## Exercise objective:
In the entries below, tally the lines that contain the string "text", then state that number alone.

START Given information

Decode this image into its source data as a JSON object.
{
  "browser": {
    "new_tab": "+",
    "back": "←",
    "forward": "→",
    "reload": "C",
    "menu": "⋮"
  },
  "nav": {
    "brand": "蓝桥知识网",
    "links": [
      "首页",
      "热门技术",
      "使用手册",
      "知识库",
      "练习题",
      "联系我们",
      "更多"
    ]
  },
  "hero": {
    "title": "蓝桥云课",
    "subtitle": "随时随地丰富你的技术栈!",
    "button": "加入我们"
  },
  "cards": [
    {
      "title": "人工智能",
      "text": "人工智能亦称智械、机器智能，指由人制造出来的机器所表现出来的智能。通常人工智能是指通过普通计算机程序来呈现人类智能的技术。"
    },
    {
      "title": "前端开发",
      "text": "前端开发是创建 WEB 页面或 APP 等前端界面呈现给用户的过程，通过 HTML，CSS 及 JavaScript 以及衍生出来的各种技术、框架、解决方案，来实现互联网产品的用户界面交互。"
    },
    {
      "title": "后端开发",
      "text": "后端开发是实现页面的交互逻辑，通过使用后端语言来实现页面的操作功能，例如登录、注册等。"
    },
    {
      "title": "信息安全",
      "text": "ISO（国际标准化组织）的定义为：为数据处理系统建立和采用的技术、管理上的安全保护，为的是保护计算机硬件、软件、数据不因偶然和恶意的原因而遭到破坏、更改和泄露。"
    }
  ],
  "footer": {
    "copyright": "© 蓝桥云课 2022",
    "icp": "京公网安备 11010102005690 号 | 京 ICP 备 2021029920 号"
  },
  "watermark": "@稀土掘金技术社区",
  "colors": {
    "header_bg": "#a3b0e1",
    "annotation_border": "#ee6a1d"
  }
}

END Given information

## Exercise output:
4